On 25 November 2020, HHJ Keyser QC, sitting as a judge of the High Court in the Competition List of the Business and Property Courts (Chancery Division) granted Durham County Council ‘reverse’ summary judgment on its defence against a claim for damages, declaratory and injunctive relief brought The Durham Company Limited trading as Max Recycle.

Max Recycle runs a commercial waste collection and recycling business in north east England. It claimed that it was being undercut by the Council’s statutory commercial waste collection services which are provided for a ‘reasonable charge’ in discharge of its duty under section 45 Environmental Protection Act 1990. Max Recycle claimed that the Council was using its public sources of revenue to cross-subsidise those commercial waste collection services and that this alleged cross-subsidy constituted unlawful State aid as it had not been notified to the European Commission as required by the last sentence of Article 108(3) of the Treaty on the Functioning of the European Union.

The Council’s defence was that any alleged breach of the State aid rules was not, on any view, sufficiently serious under the EU Francovich principle and therefore did not give rise to a claim for damages.

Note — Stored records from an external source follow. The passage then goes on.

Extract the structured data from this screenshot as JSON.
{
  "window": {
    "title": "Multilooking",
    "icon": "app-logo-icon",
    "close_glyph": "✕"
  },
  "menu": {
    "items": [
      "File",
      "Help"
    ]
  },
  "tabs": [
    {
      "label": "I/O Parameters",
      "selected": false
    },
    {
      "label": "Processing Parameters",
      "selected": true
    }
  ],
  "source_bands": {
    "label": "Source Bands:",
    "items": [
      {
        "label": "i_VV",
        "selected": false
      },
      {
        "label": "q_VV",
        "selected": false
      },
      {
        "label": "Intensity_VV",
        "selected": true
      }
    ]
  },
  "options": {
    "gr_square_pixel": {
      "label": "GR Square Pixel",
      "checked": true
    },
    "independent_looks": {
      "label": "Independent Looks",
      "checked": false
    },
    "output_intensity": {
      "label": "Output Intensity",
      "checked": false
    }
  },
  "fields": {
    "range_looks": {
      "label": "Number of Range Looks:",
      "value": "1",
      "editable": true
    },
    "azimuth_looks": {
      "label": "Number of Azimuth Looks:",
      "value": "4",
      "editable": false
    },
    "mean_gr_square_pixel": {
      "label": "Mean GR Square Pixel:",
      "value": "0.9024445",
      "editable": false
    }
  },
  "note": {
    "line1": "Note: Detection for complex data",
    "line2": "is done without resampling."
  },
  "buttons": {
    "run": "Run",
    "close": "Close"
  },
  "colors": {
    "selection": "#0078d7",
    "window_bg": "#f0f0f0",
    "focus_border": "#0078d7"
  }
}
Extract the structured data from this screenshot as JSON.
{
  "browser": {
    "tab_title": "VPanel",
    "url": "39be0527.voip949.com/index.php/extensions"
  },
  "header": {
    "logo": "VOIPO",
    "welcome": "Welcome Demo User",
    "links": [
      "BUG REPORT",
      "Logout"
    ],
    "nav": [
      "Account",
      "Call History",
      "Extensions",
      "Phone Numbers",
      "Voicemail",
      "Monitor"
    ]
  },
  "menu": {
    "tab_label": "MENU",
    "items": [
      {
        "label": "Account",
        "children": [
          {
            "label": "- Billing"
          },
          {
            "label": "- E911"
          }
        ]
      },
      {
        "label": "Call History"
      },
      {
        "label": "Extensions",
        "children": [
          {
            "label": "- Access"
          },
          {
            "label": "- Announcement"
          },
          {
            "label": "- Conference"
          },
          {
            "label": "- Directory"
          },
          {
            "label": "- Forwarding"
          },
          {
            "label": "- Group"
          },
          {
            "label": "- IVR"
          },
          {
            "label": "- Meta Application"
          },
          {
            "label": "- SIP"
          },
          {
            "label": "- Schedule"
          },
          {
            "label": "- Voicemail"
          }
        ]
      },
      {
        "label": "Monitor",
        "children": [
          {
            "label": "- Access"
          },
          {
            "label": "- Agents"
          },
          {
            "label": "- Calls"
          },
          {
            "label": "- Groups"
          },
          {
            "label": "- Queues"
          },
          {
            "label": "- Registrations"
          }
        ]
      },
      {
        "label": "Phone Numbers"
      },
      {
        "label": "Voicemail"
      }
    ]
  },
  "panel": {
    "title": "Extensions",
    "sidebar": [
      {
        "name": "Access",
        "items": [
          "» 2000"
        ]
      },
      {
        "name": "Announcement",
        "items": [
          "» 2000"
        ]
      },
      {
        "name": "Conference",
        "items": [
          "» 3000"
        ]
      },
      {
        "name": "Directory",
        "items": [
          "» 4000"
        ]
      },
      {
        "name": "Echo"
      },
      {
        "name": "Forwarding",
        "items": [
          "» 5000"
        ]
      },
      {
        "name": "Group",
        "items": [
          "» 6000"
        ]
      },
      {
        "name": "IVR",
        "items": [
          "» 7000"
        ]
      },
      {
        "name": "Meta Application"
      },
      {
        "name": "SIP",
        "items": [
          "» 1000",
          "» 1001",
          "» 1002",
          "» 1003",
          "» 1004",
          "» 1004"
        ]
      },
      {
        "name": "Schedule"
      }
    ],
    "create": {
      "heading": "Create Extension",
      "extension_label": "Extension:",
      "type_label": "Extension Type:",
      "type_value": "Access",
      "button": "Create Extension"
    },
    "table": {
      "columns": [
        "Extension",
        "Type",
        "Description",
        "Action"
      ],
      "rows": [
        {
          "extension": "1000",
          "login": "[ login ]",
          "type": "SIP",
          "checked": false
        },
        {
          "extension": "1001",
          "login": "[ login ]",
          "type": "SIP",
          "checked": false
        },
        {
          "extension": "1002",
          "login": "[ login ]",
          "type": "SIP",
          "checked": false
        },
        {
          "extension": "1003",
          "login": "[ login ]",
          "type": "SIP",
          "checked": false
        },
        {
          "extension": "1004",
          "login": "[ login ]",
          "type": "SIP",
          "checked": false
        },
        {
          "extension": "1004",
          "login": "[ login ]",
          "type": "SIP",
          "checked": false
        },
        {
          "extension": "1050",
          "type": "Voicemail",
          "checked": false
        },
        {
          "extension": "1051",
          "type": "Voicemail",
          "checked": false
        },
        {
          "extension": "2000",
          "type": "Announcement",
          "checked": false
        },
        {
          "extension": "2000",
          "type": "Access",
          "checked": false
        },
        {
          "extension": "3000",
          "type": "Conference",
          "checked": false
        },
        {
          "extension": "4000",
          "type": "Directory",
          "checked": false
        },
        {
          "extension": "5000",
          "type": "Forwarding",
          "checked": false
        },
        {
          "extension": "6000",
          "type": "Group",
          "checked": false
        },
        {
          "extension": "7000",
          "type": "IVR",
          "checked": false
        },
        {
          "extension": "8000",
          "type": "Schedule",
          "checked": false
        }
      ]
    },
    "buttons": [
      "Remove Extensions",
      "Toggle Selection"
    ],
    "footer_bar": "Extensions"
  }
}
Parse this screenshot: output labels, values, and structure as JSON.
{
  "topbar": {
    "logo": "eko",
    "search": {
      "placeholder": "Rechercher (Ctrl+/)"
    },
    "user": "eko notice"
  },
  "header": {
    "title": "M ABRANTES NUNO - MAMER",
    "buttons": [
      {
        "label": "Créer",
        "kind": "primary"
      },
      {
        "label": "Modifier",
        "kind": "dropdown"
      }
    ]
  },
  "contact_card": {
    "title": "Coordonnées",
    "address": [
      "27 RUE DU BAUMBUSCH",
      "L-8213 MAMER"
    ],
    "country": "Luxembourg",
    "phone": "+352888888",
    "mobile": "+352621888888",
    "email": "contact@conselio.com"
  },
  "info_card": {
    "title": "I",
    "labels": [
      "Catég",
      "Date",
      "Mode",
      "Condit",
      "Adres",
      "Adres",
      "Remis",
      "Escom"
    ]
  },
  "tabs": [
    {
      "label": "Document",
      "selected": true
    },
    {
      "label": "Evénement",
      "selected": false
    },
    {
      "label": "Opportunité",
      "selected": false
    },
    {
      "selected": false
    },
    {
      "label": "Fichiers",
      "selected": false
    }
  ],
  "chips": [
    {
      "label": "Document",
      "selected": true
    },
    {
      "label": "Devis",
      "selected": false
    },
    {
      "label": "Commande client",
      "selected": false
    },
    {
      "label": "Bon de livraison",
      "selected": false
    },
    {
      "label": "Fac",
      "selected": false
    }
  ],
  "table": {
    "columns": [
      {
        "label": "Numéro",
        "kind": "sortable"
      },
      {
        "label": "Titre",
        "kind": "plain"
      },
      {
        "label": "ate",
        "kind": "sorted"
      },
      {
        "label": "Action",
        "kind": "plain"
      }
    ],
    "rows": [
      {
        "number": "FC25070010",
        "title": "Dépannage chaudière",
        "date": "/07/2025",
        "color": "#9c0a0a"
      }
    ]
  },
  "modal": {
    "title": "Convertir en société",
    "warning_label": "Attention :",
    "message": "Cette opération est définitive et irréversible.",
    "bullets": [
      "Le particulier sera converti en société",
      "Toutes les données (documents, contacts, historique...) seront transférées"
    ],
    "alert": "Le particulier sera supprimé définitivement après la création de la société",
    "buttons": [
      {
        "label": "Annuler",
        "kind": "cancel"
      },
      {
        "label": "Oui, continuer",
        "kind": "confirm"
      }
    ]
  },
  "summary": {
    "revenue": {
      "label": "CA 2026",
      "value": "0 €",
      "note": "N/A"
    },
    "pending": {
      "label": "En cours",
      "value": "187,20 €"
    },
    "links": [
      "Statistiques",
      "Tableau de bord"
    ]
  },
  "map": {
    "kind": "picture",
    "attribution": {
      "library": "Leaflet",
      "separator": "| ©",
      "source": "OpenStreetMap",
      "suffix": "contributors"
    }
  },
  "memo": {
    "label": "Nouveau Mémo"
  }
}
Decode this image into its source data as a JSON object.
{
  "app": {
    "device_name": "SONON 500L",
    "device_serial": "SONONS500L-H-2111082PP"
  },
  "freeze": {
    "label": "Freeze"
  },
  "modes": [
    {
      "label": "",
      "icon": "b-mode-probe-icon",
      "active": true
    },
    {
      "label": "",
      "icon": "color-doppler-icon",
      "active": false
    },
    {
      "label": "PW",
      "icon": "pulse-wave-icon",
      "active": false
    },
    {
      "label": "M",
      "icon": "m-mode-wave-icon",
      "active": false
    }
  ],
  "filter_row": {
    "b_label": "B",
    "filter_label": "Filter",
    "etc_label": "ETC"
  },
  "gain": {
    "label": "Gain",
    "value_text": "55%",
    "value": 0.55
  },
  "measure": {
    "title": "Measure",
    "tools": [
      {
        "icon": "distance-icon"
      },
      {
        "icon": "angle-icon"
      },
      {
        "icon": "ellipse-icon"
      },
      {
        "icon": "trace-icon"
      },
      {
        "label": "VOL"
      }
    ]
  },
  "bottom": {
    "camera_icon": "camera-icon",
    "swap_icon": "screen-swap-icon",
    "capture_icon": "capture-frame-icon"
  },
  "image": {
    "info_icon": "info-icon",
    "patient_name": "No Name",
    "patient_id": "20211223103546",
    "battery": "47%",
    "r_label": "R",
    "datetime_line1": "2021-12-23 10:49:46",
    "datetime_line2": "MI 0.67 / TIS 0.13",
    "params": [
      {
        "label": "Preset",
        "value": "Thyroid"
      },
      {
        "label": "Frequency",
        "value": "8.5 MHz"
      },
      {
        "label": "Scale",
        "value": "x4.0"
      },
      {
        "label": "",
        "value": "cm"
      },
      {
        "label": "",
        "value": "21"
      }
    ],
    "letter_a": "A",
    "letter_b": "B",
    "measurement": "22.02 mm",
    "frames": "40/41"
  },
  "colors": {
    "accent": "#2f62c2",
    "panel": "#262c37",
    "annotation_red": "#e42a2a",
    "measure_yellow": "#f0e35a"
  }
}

The Court agreed. If there were any breach, it was not an inexcusable breach for Francovich purposes and so did not give rise to a right to claim damages.

Max Recycle’s alternative claim that it did not need, as a matter of law, to plead a sufficiently serious breach was also rejected: Francovich applies so far as State liability is concerned.

Claims for declaratory and injunctive relief were also rejected because by the time of any trial of the claim the EU State aid rules would have ceased to apply to the Council and so such relief would be devoid of purpose.

The judgment is here.

Aidan Robertson QC acted for the successful Council instructed by DWF Law LLP

An additional limitation point about the availability of Francovich damages is worth noting (although it did not arise in this case).  Francovich damages claims are now subject to a special limitation period expiring in December 2022. This is because Francovich liability was abolished under the European Union (Withdrawal) Act 2018 with effect from 11pm on 31 December 2020 by Schedule 1, paragraph 4. However, claimants wishing to bring a Francovich claim for damage arising before Exit day have two years from that date to do so under Schedule 8, paragraph 39(7).